Minimization and Maximization for Optimization
Min-max (minmax) comes from using mathematics to solve optimization problems. An example is finding the maximum area for a given perimeter.
- As applied to RPG's (the example will be D&D 5e) min-max addresses
how to best assign ability points, equipment, and skills to get the
most power or effectiveness within the game as reflected in the
Example: The Fighter chooses the most possible Strength
and Constitution, and accepts that his Intelligence or Wisdom scores
will be suboptimal.
The point buy system (you don't get to start with all 18's) in Basic
Rules, page 8, is a good illustration of this. It shows the
difference between the min/max 27 point buy of 15/15/15/8/8/8 versus
the "median" approach of 13/13/13/12/12/12.
- The former has a number
of +2 bonuses, and some -1 penalties, whereas the latter has a
collection of +1 bonuses.
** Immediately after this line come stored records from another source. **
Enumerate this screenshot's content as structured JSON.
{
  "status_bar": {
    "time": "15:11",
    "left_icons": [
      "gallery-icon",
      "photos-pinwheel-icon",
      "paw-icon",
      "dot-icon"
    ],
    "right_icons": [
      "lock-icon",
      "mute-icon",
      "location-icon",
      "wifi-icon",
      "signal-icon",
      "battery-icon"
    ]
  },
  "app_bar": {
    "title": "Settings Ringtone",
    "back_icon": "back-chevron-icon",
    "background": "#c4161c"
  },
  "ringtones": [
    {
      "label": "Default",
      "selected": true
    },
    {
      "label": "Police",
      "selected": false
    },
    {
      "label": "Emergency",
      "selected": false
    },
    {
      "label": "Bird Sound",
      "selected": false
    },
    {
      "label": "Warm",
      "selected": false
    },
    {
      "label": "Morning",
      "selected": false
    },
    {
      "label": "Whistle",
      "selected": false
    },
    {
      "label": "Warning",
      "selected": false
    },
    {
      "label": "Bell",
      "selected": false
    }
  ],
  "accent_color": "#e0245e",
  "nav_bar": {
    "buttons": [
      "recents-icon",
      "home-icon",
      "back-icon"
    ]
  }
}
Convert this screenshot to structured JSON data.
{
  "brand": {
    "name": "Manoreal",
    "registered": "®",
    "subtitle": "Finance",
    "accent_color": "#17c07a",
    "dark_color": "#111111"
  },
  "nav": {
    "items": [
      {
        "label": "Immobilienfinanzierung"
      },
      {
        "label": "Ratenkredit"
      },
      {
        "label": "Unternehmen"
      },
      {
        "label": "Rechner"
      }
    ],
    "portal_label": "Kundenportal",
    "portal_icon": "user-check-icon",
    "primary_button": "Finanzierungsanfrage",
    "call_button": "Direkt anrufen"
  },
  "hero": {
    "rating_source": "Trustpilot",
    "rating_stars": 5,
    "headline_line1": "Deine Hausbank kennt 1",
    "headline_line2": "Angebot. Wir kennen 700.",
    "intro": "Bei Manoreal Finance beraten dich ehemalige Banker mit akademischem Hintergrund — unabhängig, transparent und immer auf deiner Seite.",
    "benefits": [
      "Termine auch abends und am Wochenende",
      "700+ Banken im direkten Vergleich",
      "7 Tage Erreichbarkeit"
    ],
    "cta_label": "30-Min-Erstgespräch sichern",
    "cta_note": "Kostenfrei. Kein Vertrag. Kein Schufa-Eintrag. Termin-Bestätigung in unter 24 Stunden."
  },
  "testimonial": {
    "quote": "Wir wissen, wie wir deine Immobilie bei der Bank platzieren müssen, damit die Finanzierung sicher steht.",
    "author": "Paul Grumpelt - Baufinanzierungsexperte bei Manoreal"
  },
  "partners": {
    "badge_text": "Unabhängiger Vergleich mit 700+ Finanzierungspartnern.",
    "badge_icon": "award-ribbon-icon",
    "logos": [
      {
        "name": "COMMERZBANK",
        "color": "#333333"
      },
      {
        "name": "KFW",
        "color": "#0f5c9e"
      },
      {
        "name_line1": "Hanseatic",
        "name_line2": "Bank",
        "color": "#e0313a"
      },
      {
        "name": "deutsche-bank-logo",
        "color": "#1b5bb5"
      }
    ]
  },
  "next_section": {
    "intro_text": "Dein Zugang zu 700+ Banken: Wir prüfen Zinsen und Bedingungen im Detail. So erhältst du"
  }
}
- When the character then applies racial
bonuses, some of those values with increase to +3 in the former, and
+2 in the latter).
- An analogue from regular life: budget your monthly paycheck/income.
Depending on what your needs, desires or goals are, you spend money
where you wish to maximize a goal (such as a either the nicer car or
the nicer apartment) and accept a sacrifice in another area (the not
as nice apartment or car) so that you get the most out of the
limited dollars you have in your budget based on what is most
important to you. (In this example, assume that you are buying a car
with a loan that has a monthly payment).
Thanks to Lucas' suggestion to amplify ...
In systems where characters can add to their base abilities as levels progress, the decision to keep "pumping" a given score, be it Strength, Intelligence, etc, toward it's maximum permissible value to accrue more bonus points (additions to die rolls or ability to set higher DC's for spells) is a form of optimization. If you apply this to the 15 15 15 8 8 8 example above, the player would keep boosting Strength to 17 or 18 or 20 while still not improving upon the sub optimal scores. While this may help the party, in their need for the best fighter they can hope to have by their side, it is a form of optimization in the min/max style.
If the minmax approach is taken as an end in and of itself by one player in a group, it can cause conflict at the gaming table. The GNS theory (Gamist, Narrativist, Simulationist) and the experience of many RPG players suggest that focusing exclusively on mechanics driven optimization is incompatible with the other core elements of role playing.
Full Disclosure: Since 1e, I most often boost Dexterity on any character since it has an impact on initiative, armor class, dodging, and missile weapon use. While an agile cleric or wizard may or may not make sense, I assess the game's system and try to give my player the better chance to act before the monsters, or to not be hit. This is a deliberate choice. It is informed somewhat by books, cartoons, movies and other stories where the main character is just missed by that arrow, narrowly dodges a blow, ducks under the swinging cleaver, barely gets under the closing door/gate that is descending, just catches the swinging vine, etc. In RPG's, the characters are the heroes of the story as it comes to life during the serial sessions of play.
@Trinidad's point on possible confusion in terms is worth adding as a footnote. *In mathematics there are at least two uses of the term: one is regarding to linear programming that may apply to RPG's usage, while the other is related to decision theory that is most applicable to multiplayer game strategy.
The Load (Warning: TV Tropes)
Basically they are someone that is just a 'load' that gets dragged around by the hero, but either doesn't really do anything productive most of the time and the hero has to spend time that they could use saving the world protecting this load from harm.